let’s have a picnic here, mommy, OK? my son plunks down in the grass he eats boiled eggs, claiming his place in the japanese family, believing they are delicious, the best in the world
when will my husband be able to eat again? my mother asks the doctor, who answers, “never” after brain surgery, tubes trickle paste through a hole in his stomach he gurgles in mucus, his eyeballs batty with fright
Photographer/visual artist Annette Dorfman from San Francisco is so impressed Japanese will line up for a product sitting around in the frozen food section of a Safeway she is compelled to take a photo. A new Krispy Kreme opened in Yurakucho Marui (Itocia), where long lines are forming as well. My story on “gatsoon-kei” food. On the other hand, Annette showed a mysterious penchant for things Japanese that we who live here would find undistinguished. She bought the new white Shiseido Tsubaki shampoo, tiny figures she thought were cute, “shiso” body soap and other products found collecting dusting on MatsuKiyo shelves. Human nature is to want hard-to-get things. Rarity breeds value. Something to keep in mind when you go Christmas shopping for friends living abroad!
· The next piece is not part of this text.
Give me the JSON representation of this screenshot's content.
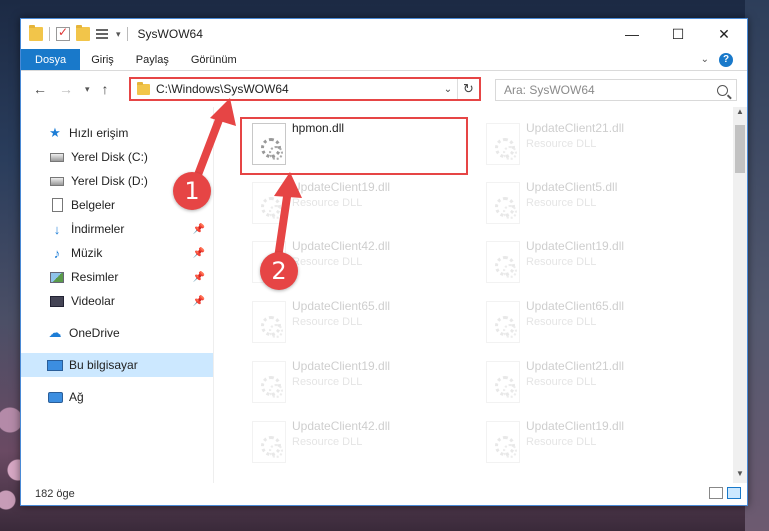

Phallic asparagus, vaginal mussels, ripened fruit, even pepperoni pizza galore, food is sex, blood, delusions and life itself in paintings by Mimi Yokoo. The meals are spottled with dots of feverish color. Her brushstrokes pulsate like swirling psychedelic veins. She uses glitter and beads in some places, playfully plops fake birds with feathers on the canvas. She sets an elaborate dinner table with such manic prim and proper detail everything on the top half of the canvas is reflected upside down in the bottom half like a mirror into the unknown. Why is food so sad? Food and fat and appetite celebrate orgasm, fertility and birth. But women aren’t allowed to eat. They stay thin. And all the food grows dizzyingly larger than life, enticing menacingly, forbidden jewels of desire/hunger/taste. I went to a gallery opening for Mimi Yokoo’s paintings at Nantenshi Gallery.
Food is symbolic of life. I’ve been a food writer in recent weeks with a story about Krispy Kreme and another about American beef . Seiyu, Wal-Mart’s Japan unit, is the first major Japanese retailer to start selling American beef after a three year hiatus caused by the mad cow scare. My premise is that chains selling fattening food like Krispy Kreme are gaining acceptance in Japan as the nation grows fatter and get used to greasy and rich food like chocolate, ice cream and doughnuts. What kind of a relationship is more like Krispy Kreme vs. whole wheat bread? What is a staple in life and what is just junk?